Pitch-out: A pitch-out is a pitch that is intentionally thrown high and far outwards - in coordination with the catcher who jumps up to catch the ball. This is done in anticipation of a base runner's steal attempt. Standing, it is easier for the catcher to then throw the ball to second or third base in order to catch the base stealer. in the at-bat this is of course a ball.

Pitcher Statistics: In match reports, the pitcher's statistics are often given in abbreviated form. Particular attention is paid to the number of innings, hits, earned runs and strikeouts. A statline of (6.2 IP, 5 H, 4 ER, 8 K) would mean, for example, that a pitcher has completed six complete innings and had two outs in the seventh inning. He allowed 5 hits and a total of 4 earned runs and recorded 8 strikeouts. The walks and home runs are also often given in detailed box scores.

Pitching Coach: The pitching coach is the one who exclusively looks after the pitchers. During the game, he is usually the first instance when it comes to going on the mound and talking to his current pitcher, especially if he is not in the best shape or if the situation requires special discussion.

Pitching rotation: Starting pitchers are rotated according to a clear pattern. Usually these rotations consist of five pitchers who always start one after the other. A starting pitcher usually has four days off between his bets, and five days off when there are no games. In the playoffs, the Ace is sometimes allowed to play with only three or even fewer days off - he then pitches "on short rest".

Plate appearance: Basically, as a batter, all you have to do to collect a plate appearance is take the shot. The plate appearance is then taken into account regardless of the result.

Platoon: When two players share the stakes in one position based on their striking strength against left and right handed pitchers, this is called a platoon. In general, right-handed batter is usually a bit stronger against right-handed people, but a bit weaker against left-handed people (and vice versa).

Popup: A fly ball that is hit very high and usually does not leave the infield. Such a fly ball is usually easy to catch.

Prospect: Promising talents are referred to as prospects in the MLB. These are both future high performers for your own team and potential trade candidates for other teams.


Quality Start: A statistic for a starting pitcher. In order to achieve a quality start, the pitcher must complete at least six innings and must not submit more than three earned runs.


RBI: Runs Batted In - The stats for the batsman to count how many runs he is responsible for due to his batting performance.
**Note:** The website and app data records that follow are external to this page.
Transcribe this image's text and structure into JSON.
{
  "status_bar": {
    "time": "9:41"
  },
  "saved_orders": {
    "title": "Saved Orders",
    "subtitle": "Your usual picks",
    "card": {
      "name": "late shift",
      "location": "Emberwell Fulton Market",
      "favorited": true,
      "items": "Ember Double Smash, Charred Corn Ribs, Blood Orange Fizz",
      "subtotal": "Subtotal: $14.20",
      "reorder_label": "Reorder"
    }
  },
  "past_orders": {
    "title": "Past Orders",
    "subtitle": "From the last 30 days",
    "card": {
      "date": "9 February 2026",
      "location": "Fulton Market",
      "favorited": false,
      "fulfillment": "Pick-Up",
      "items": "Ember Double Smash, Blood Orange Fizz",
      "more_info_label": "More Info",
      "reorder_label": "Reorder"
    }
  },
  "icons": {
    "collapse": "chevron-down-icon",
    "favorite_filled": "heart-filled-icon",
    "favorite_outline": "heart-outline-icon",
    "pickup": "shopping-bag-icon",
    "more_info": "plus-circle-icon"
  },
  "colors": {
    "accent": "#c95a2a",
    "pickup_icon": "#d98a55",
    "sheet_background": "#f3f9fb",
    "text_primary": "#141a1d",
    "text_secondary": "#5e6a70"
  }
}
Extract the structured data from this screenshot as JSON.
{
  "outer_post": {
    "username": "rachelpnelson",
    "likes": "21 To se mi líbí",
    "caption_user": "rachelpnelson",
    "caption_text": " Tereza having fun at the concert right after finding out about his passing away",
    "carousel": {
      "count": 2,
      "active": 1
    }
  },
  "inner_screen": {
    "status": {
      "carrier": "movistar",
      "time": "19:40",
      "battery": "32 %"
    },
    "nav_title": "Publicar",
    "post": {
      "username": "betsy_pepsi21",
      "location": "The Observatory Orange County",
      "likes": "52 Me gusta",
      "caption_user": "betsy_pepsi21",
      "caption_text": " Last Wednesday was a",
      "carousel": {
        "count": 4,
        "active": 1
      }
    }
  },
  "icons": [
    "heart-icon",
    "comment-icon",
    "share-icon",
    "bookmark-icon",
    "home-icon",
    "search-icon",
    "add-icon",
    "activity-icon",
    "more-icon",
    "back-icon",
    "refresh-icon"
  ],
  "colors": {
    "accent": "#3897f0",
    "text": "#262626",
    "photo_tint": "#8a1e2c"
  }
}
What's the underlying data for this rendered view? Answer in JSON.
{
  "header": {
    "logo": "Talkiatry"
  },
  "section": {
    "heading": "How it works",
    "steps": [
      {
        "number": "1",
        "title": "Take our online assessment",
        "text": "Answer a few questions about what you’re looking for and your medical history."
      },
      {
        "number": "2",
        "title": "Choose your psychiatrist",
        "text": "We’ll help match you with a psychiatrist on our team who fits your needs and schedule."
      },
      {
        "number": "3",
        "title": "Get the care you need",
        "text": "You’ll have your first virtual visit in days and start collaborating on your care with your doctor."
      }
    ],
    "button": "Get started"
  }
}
How many runs does he make? If he hits a solo homerun, he gets an RBI, for a two-run homer there are two, etc. - but this also means: the more players are on base while the batsman's turn, the greater his chance of one or several RBI. In addition, you get an RBI if you are identified yourself while a run is being scored. But not if you hit a double play.

Relief Pitcher: The substitute pitcher. Pitcher can generally be changed once per at-bat / plate appearance. Some are designed to pitch multiple innings, others are specialists in a few outs. See also "Closer" and "Setup Man".

Rookie: As usual in US sport, newcomers to MLB are called rookies. However, the newcomer is not limited to the first season, but describes a fixed status: After 130 at-bats or 50 innings as a pitcher, the rookie status expires. However, players from international leagues are just as much rookies as young talents from the Minors.

Rotation: See pitching rotation.

Rubber: The rubber is the small plate on the mound that the pitcher must have contact with before and during his pitch.

Run: A run is a point in baseball. It is achieved by crossing home plate before being identified along the way.

Runner: Also "Base Runner". As soon as a batter comes to base he is a base runner.